*** Given data ***

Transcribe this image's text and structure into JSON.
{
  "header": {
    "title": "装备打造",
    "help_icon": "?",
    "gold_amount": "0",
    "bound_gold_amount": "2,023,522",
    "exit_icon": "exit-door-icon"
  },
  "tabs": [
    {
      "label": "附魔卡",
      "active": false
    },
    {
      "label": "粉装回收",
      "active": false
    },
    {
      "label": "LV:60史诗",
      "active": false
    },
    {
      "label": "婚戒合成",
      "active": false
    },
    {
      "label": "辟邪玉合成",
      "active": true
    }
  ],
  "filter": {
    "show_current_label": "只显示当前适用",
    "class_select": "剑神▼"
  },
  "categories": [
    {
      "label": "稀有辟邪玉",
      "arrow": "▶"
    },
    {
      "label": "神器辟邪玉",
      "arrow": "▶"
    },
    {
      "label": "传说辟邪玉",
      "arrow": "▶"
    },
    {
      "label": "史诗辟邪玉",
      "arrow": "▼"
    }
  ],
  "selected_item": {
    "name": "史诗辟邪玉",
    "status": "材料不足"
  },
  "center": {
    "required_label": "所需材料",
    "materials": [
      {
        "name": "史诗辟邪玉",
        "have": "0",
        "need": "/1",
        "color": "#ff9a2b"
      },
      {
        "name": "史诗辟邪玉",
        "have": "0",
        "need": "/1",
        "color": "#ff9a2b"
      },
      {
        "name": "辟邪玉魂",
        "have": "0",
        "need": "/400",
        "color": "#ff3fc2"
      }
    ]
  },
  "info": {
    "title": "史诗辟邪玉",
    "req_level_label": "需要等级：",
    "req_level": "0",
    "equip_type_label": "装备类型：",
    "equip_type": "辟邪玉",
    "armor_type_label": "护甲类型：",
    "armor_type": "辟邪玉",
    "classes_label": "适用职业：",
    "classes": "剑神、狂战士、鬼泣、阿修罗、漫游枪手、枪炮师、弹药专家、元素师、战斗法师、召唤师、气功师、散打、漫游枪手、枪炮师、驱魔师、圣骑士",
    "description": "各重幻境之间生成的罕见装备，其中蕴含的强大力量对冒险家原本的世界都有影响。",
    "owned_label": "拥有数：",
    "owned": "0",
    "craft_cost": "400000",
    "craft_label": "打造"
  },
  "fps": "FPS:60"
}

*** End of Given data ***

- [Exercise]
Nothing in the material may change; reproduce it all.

- [Answer to the problem]
Transcribe this image's text and structure into JSON.
{
  "header": {
    "title": "装备打造",
    "help_icon": "?",
    "gold_amount": "0",
    "bound_gold_amount": "2,023,522",
    "exit_icon": "exit-door-icon"
  },
  "tabs": [
    {
      "label": "附魔卡",
      "active": false
    },
    {
      "label": "粉装回收",
      "active": false
    },
    {
      "label": "LV:60史诗",
      "active": false
    },
    {
      "label": "婚戒合成",
      "active": false
    },
    {
      "label": "辟邪玉合成",
      "active": true
    }
  ],
  "filter": {
    "show_current_label": "只显示当前适用",
    "class_select": "剑神▼"
  },
  "categories": [
    {
      "label": "稀有辟邪玉",
      "arrow": "▶"
    },
    {
      "label": "神器辟邪玉",
      "arrow": "▶"
    },
    {
      "label": "传说辟邪玉",
      "arrow": "▶"
    },
    {
      "label": "史诗辟邪玉",
      "arrow": "▼"
    }
  ],
  "selected_item": {
    "name": "史诗辟邪玉",
    "status": "材料不足"
  },
  "center": {
    "required_label": "所需材料",
    "materials": [
      {
        "name": "史诗辟邪玉",
        "have": "0",
        "need": "/1",
        "color": "#ff9a2b"
      },
      {
        "name": "史诗辟邪玉",
        "have": "0",
        "need": "/1",
        "color": "#ff9a2b"
      },
      {
        "name": "辟邪玉魂",
        "have": "0",
        "need": "/400",
        "color": "#ff3fc2"
      }
    ]
  },
  "info": {
    "title": "史诗辟邪玉",
    "req_level_label": "需要等级：",
    "req_level": "0",
    "equip_type_label": "装备类型：",
    "equip_type": "辟邪玉",
    "armor_type_label": "护甲类型：",
    "armor_type": "辟邪玉",
    "classes_label": "适用职业：",
    "classes": "剑神、狂战士、鬼泣、阿修罗、漫游枪手、枪炮师、弹药专家、元素师、战斗法师、召唤师、气功师、散打、漫游枪手、枪炮师、驱魔师、圣骑士",
    "description": "各重幻境之间生成的罕见装备，其中蕴含的强大力量对冒险家原本的世界都有影响。",
    "owned_label": "拥有数：",
    "owned": "0",
    "craft_cost": "400000",
    "craft_label": "打造"
  },
  "fps": "FPS:60"
}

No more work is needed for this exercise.